I wish I’d saved the review that prompted me to want to read this one. Now that I’m finished, I have no idea what the attraction might have been. Di Grado has some original ideas about language and silence as well as stories, but they never really progress beyond gimmicks. By the second half of the book, the plot becomes out of control and, frankly, a bit difficult to read in places.
Camilia and her mother, Livia, have just lost their father / husband in a rather devastating fashion. Each tries to recover. We get the story from the daughter’s point of view, but by the end, we’re wondering if we should trust anything she has told us.
This is a violent story. This includes a fair amount of sexual violence. I admit that this sort of thing is hard for me to read.
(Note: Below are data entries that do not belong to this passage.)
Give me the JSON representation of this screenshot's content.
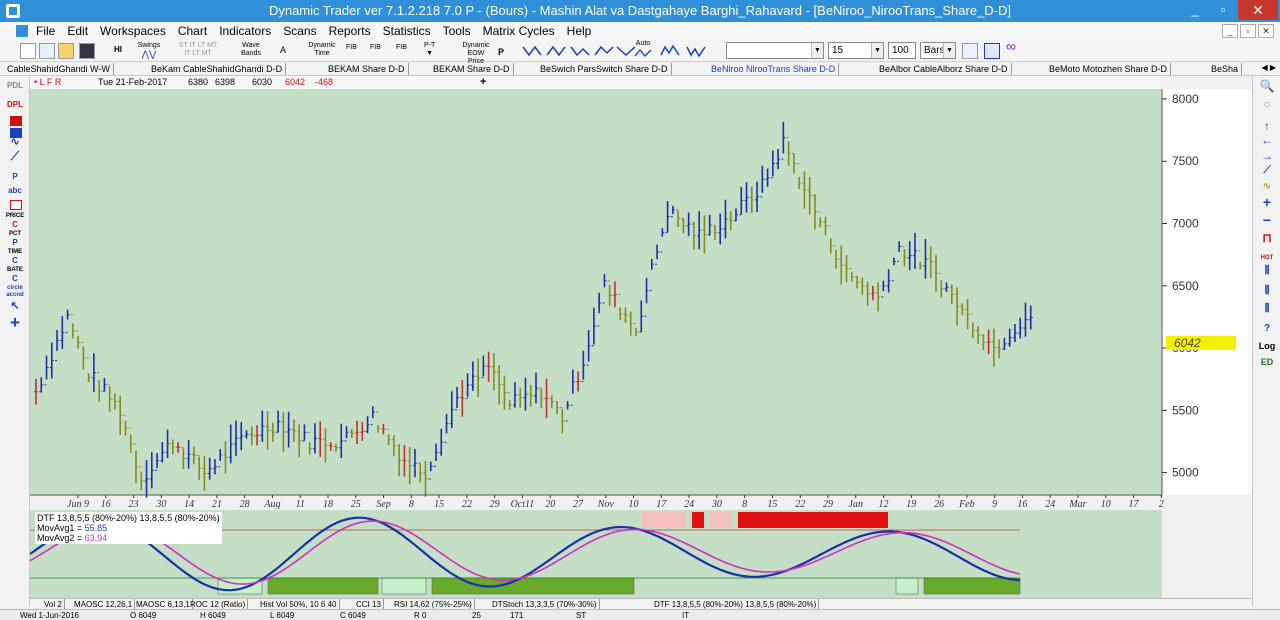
{
  "window": {
    "title": "Dynamic Trader ver 7.1.2.218 7.0 P - (Bours) - Mashin Alat va Dastgahaye Barghi_Rahavard - [BeNiroo_NirooTrans_Share_D-D]",
    "close_label": "✕",
    "minimize_label": "_",
    "restore_label": "▫"
  },
  "menu": [
    "File",
    "Edit",
    "Workspaces",
    "Chart",
    "Indicators",
    "Scans",
    "Reports",
    "Statistics",
    "Tools",
    "Matrix Cycles",
    "Help"
  ],
  "mdi_buttons": [
    "_",
    "▫",
    "✕"
  ],
  "toolbar": {
    "hi_label": "HI",
    "swings_label": "Swings",
    "swings_sub": "ST IT LT MT",
    "swings_sub2": "IT LT MT",
    "wave_label": "Wave",
    "bands_label": "Bands",
    "a_label": "A",
    "dyn_time_1": "Dynamic",
    "dyn_time_2": "Time",
    "fib_label": "FIB",
    "pt_label": "P-T",
    "dyn_price_1": "Dynamic EOW",
    "dyn_price_2": "Price",
    "p_label": "P",
    "auto_label": "Auto",
    "combo_1": "",
    "combo_2": "15",
    "combo_3": "100",
    "combo_4": "Bars"
  },
  "symbol_tabs": [
    {
      "label": "CableShahidGhandi  W-W",
      "active": false
    },
    {
      "label": "BeKam  CableShahidGhandi  D-D",
      "active": false
    },
    {
      "label": "BEKAM  Share  D-D",
      "active": false
    },
    {
      "label": "BEKAM  Share  D-D",
      "active": false
    },
    {
      "label": "BeSwich  ParsSwitch  Share  D-D",
      "active": false
    },
    {
      "label": "BeNiroo  NirooTrans  Share  D-D",
      "active": true
    },
    {
      "label": "BeAlbor  CableAlborz  Share  D-D",
      "active": false
    },
    {
      "label": "BeMoto  Motozhen  Share  D-D",
      "active": false
    },
    {
      "label": "BeSha",
      "active": false
    }
  ],
  "info": {
    "pdl": "PDL",
    "flags": "•  L  F  R",
    "date": "Tue 21-Feb-2017",
    "open": "6380",
    "high": "6398",
    "low": "6030",
    "close": "6042",
    "change": "-468",
    "cross": "+"
  },
  "left_tools": {
    "dpl": "DPL",
    "p": "P",
    "abc": "abc",
    "price": "PRICE",
    "c1": "C",
    "pct": "PCT",
    "p2": "P",
    "time": "TIME",
    "c2": "C",
    "bate": "BATE",
    "c3": "C",
    "circle": "circle",
    "accnd": "accnd",
    "plus": "+"
  },
  "right_tools": {
    "hot": "HOT",
    "q": "?",
    "log": "Log",
    "ed": "ED"
  },
  "chart_data": {
    "type": "bar",
    "y_ticks": [
      5000,
      5500,
      6000,
      6500,
      7000,
      7500,
      8000
    ],
    "y_tick_labels": [
      "5000",
      "5500",
      "6000",
      "6500",
      "7000",
      "7500",
      "8000"
    ],
    "ylim": [
      4820,
      8080
    ],
    "last_price_label": "6042",
    "last_price": 6042,
    "x_labels": [
      "Jun 9",
      "16",
      "23",
      "30",
      "14",
      "21",
      "28",
      "Aug",
      "11",
      "18",
      "25",
      "Sep",
      "8",
      "15",
      "22",
      "29",
      "Oct11",
      "20",
      "27",
      "Nov",
      "10",
      "17",
      "24",
      "30",
      "8",
      "15",
      "22",
      "29",
      "Jan",
      "12",
      "19",
      "26",
      "Feb",
      "9",
      "16",
      "24",
      "Mar",
      "10",
      "17",
      "2"
    ],
    "bar_count": 190,
    "colors": {
      "up": "#1a2fa8",
      "down": "#868a22",
      "flat": "#c03030",
      "label_bg": "#f5f000",
      "grid": "#c03030"
    },
    "indicator": {
      "legend_1": "DTF 13,8,5,5 (80%-20%) 13,8,5,5 (80%-20%)",
      "legend_2_label": "MovAvg1 = ",
      "legend_2_value": "55.85",
      "legend_3_label": "MovAvg2 = ",
      "legend_3_value": "63.94",
      "overbought": 80,
      "oversold": 20
    }
  },
  "indicator_tabs": [
    "Vol 2",
    "MAOSC 12,26,1",
    "MAOSC 6,13,1",
    "ROC 12 (Ratio)",
    "Hist Vol 50%, 10 6 40",
    "CCI 13",
    "RSI 14,62 (75%-25%)",
    "DTStoch 13,3,3,5 (70%-30%)",
    "DTF 13,8,5,5 (80%-20%) 13,8,5,5 (80%-20%)"
  ],
  "status": {
    "date": "Wed 1-Jun-2016",
    "o": "O 6049",
    "h": "H 6049",
    "l": "L 6049",
    "c": "C 6049",
    "r": "R 0",
    "n1": "25",
    "n2": "171",
    "st": "ST",
    "it": "IT"
  }
}
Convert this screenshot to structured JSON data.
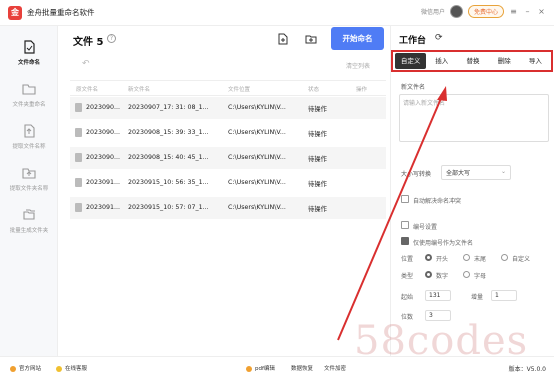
{
  "app": {
    "title": "金舟批量重命名软件",
    "user": "微信用户",
    "vip": "免费中心"
  },
  "sidebar": {
    "items": [
      {
        "label": "文件命名",
        "active": true
      },
      {
        "label": "文件夹重命名",
        "active": false
      },
      {
        "label": "提取文件名称",
        "active": false
      },
      {
        "label": "提取文件夹名称",
        "active": false
      },
      {
        "label": "批量生成文件夹",
        "active": false
      }
    ]
  },
  "main": {
    "title": "文件 5",
    "start_label": "开始命名",
    "clear_label": "清空列表",
    "columns": [
      "原文件名",
      "新文件名",
      "文件位置",
      "状态",
      "操作"
    ],
    "rows": [
      [
        "2023090...",
        "20230907_17: 31: 08_1...",
        "C:\\Users\\KYLIN\\V...",
        "待操作"
      ],
      [
        "2023090...",
        "20230908_15: 39: 33_1...",
        "C:\\Users\\KYLIN\\V...",
        "待操作"
      ],
      [
        "2023090...",
        "20230908_15: 40: 45_1...",
        "C:\\Users\\KYLIN\\V...",
        "待操作"
      ],
      [
        "2023091...",
        "20230915_10: 56: 35_1...",
        "C:\\Users\\KYLIN\\V...",
        "待操作"
      ],
      [
        "2023091...",
        "20230915_10: 57: 07_1...",
        "C:\\Users\\KYLIN\\V...",
        "待操作"
      ]
    ]
  },
  "panel": {
    "title": "工作台",
    "tabs": [
      "自定义",
      "插入",
      "替换",
      "删除",
      "导入"
    ],
    "new_name_label": "新文件名",
    "new_name_placeholder": "请输入新文件名",
    "case_label": "大小写转换",
    "case_value": "全部大写",
    "conflict_label": "自动解决命名冲突",
    "numbering_label": "编号设置",
    "only_number_label": "仅使用编号作为文件名",
    "position_label": "位置",
    "positions": [
      "开头",
      "末尾",
      "自定义"
    ],
    "type_label": "类型",
    "types": [
      "数字",
      "字母"
    ],
    "start_label": "起始",
    "start_value": "131",
    "increment_label": "增量",
    "increment_value": "1",
    "digits_label": "位数",
    "digits_value": "3"
  },
  "footer": {
    "website": "官方网站",
    "service": "在线客服",
    "links": [
      "pdf编辑",
      "数据恢复",
      "文件加密"
    ],
    "version": "版本：V5.0.0"
  },
  "watermark": "58codes",
  "colors": {
    "accent": "#4f7cf5",
    "highlight": "#d92f2f"
  }
}
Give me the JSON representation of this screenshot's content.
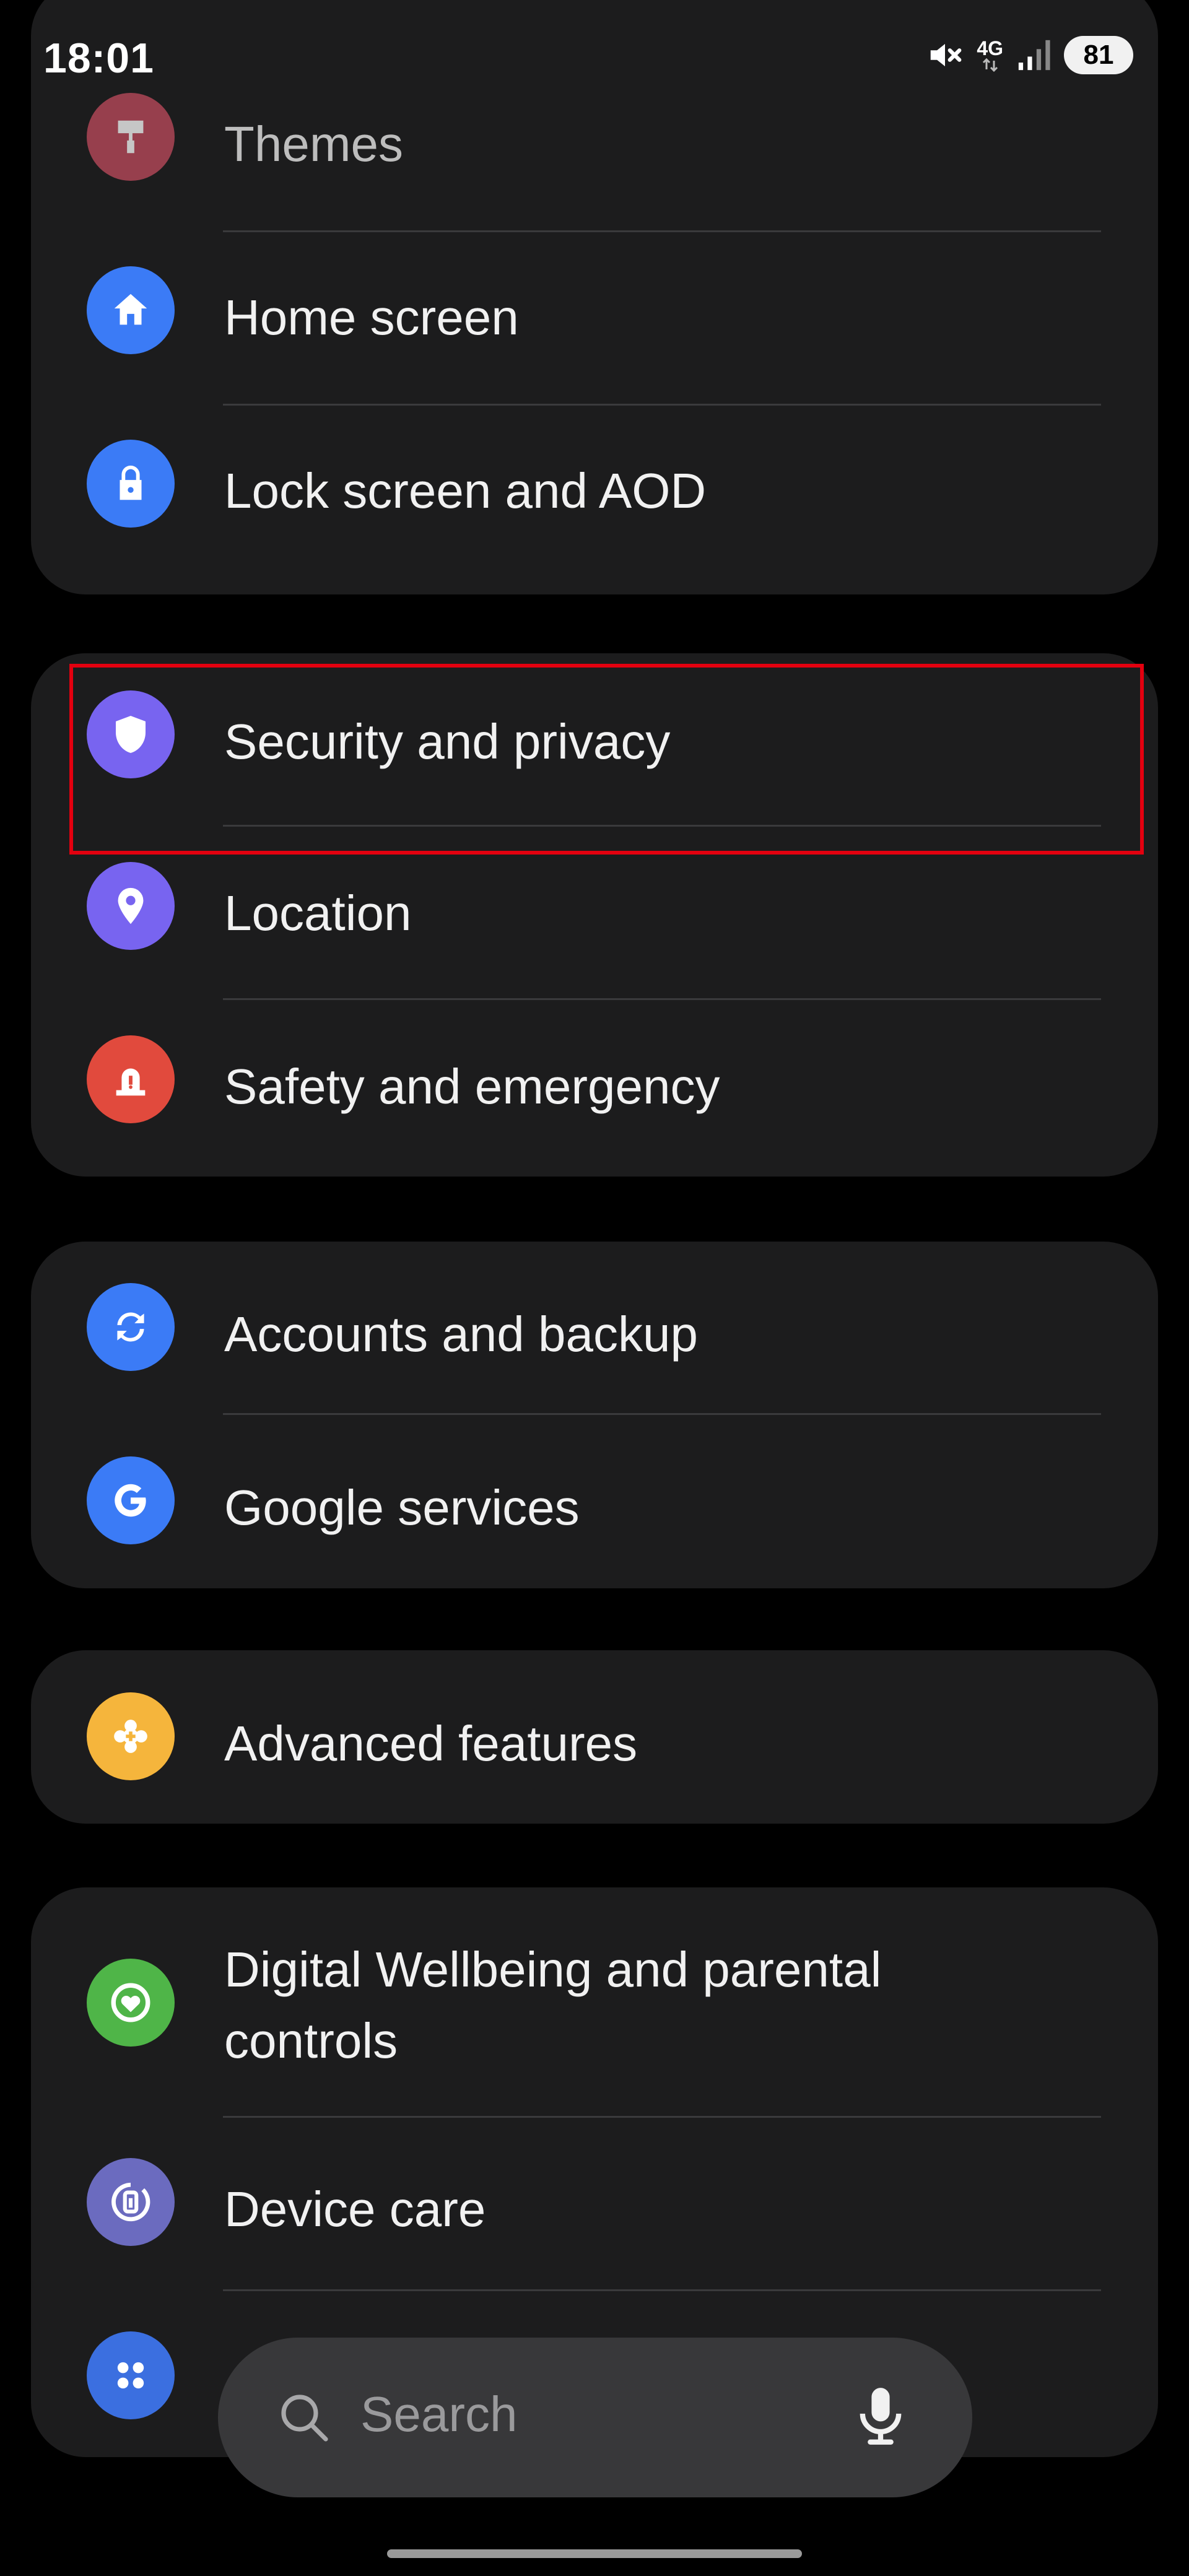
{
  "status_bar": {
    "time": "18:01",
    "network": "4G",
    "battery": "81",
    "icons": [
      "mute-icon",
      "4g-data-icon",
      "signal-icon",
      "battery-icon"
    ]
  },
  "groups": [
    {
      "items": [
        {
          "label": "Themes",
          "icon": "themes-icon",
          "color": "#c04b5d"
        },
        {
          "label": "Home screen",
          "icon": "home-icon",
          "color": "#3b7bf6"
        },
        {
          "label": "Lock screen and AOD",
          "icon": "lock-icon",
          "color": "#3b7bf6"
        }
      ]
    },
    {
      "items": [
        {
          "label": "Security and privacy",
          "icon": "shield-icon",
          "color": "#7864f0"
        },
        {
          "label": "Location",
          "icon": "location-pin-icon",
          "color": "#7864f0"
        },
        {
          "label": "Safety and emergency",
          "icon": "emergency-siren-icon",
          "color": "#e14a3d"
        }
      ]
    },
    {
      "items": [
        {
          "label": "Accounts and backup",
          "icon": "sync-icon",
          "color": "#3b7bf6"
        },
        {
          "label": "Google services",
          "icon": "google-g-icon",
          "color": "#3b7bf6"
        }
      ]
    },
    {
      "items": [
        {
          "label": "Advanced features",
          "icon": "puzzle-gear-icon",
          "color": "#f5b53c"
        }
      ]
    },
    {
      "items": [
        {
          "label": "Digital Wellbeing and parental controls",
          "icon": "wellbeing-heart-icon",
          "color": "#4fb548"
        },
        {
          "label": "Device care",
          "icon": "device-care-icon",
          "color": "#6b6bbf"
        },
        {
          "label": "",
          "icon": "apps-grid-icon",
          "color": "#3b6fe0"
        }
      ]
    }
  ],
  "highlight": {
    "target": "Security and privacy",
    "color": "#e3000f"
  },
  "search": {
    "placeholder": "Search",
    "icons": [
      "search-icon",
      "microphone-icon"
    ]
  }
}
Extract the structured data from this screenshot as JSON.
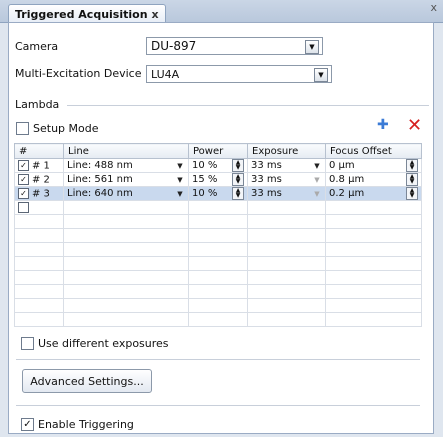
{
  "tab": {
    "title": "Triggered Acquisition",
    "close": "x"
  },
  "window": {
    "close": "x"
  },
  "camera": {
    "label": "Camera",
    "value": "DU-897"
  },
  "device": {
    "label": "Multi-Excitation Device",
    "value": "LU4A"
  },
  "lambda": {
    "label": "Lambda"
  },
  "setup_mode": {
    "label": "Setup Mode",
    "checked": false
  },
  "table": {
    "headers": [
      "#",
      "Line",
      "Power",
      "Exposure",
      "Focus Offset"
    ],
    "rows": [
      {
        "num": "# 1",
        "line": "Line: 488 nm",
        "power": "10 %",
        "exposure": "33 ms",
        "focus": "0 µm",
        "checked": true
      },
      {
        "num": "# 2",
        "line": "Line: 561 nm",
        "power": "15 %",
        "exposure": "33 ms",
        "focus": "0.8 µm",
        "checked": true
      },
      {
        "num": "# 3",
        "line": "Line: 640 nm",
        "power": "10 %",
        "exposure": "33 ms",
        "focus": "0.2 µm",
        "checked": true
      }
    ]
  },
  "use_diff_exposures": {
    "label": "Use different exposures",
    "checked": false
  },
  "advanced_button": {
    "label": "Advanced Settings..."
  },
  "enable_triggering": {
    "label": "Enable Triggering",
    "checked": true
  },
  "icons": {
    "add": "plus-icon",
    "delete": "delete-icon"
  },
  "colors": {
    "add": "#3b7bd6",
    "delete": "#d62020",
    "selected_row": "#c9d9ee"
  }
}
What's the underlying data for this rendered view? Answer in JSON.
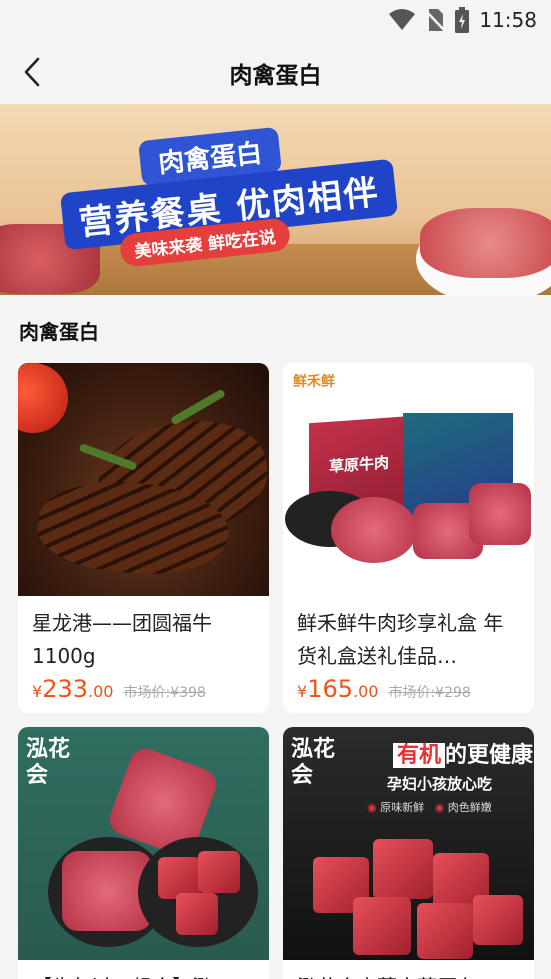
{
  "status_bar": {
    "time": "11:58",
    "icons": [
      "wifi-icon",
      "no-sim-icon",
      "battery-charging-icon"
    ]
  },
  "header": {
    "title": "肉禽蛋白",
    "back_icon": "chevron-left-icon"
  },
  "banner": {
    "title_line1": "肉禽蛋白",
    "title_line2": "营养餐桌 优肉相伴",
    "slogan": "美味来袭 鲜吃在说"
  },
  "section": {
    "title": "肉禽蛋白"
  },
  "products": [
    {
      "name": "星龙港——团圆福牛1100g",
      "currency": "¥",
      "price_int": "233",
      "price_dec": ".00",
      "market_price": "市场价:¥398"
    },
    {
      "name": "鲜禾鲜牛肉珍享礼盒 年货礼盒送礼佳品…",
      "currency": "¥",
      "price_int": "165",
      "price_dec": ".00",
      "market_price": "市场价:¥298",
      "image_brand": "鲜禾鲜",
      "box_label": "草原牛肉"
    },
    {
      "name": "【牛年过五组合】泓",
      "image_brand": "泓花会"
    },
    {
      "name": "泓花会内蒙古草原有",
      "image_brand": "泓花会",
      "image_headline_a": "有机",
      "image_headline_b": "的更健康",
      "image_sub": "孕妇小孩放心吃",
      "image_tag1": "原味新鲜",
      "image_tag2": "肉色鲜嫩"
    }
  ],
  "colors": {
    "price": "#ec5418",
    "background": "#f4f4f4"
  }
}
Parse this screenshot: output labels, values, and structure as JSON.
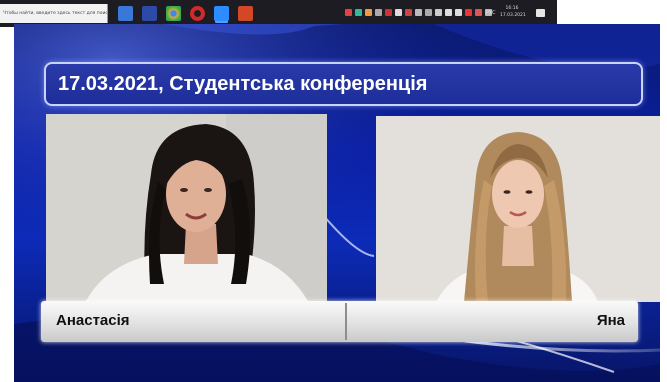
{
  "taskbar": {
    "search_placeholder": "Чтобы найти, введите здесь текст для поиска",
    "language": "РУС",
    "time": "16:16",
    "date": "17.03.2021",
    "pinned_apps": [
      {
        "name": "file-explorer",
        "color": "#3a78d8"
      },
      {
        "name": "store",
        "color": "#4a6fd0"
      },
      {
        "name": "chrome",
        "color": "#d8a020"
      },
      {
        "name": "opera",
        "color": "#d12a2a"
      },
      {
        "name": "zoom",
        "color": "#2d8cff"
      },
      {
        "name": "presentation",
        "color": "#d24726"
      }
    ]
  },
  "slide": {
    "title": "17.03.2021, Студентська конференція",
    "left_participant": "Анастасія",
    "right_participant": "Яна"
  },
  "colors": {
    "background_blue": "#0a1fa3",
    "title_panel": "#1d2e9a",
    "nameplate": "#e2e2e2",
    "taskbar": "#1c1c22"
  }
}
Di Grado won the 2011 Campiello First Novel Prize. I just don’t see it.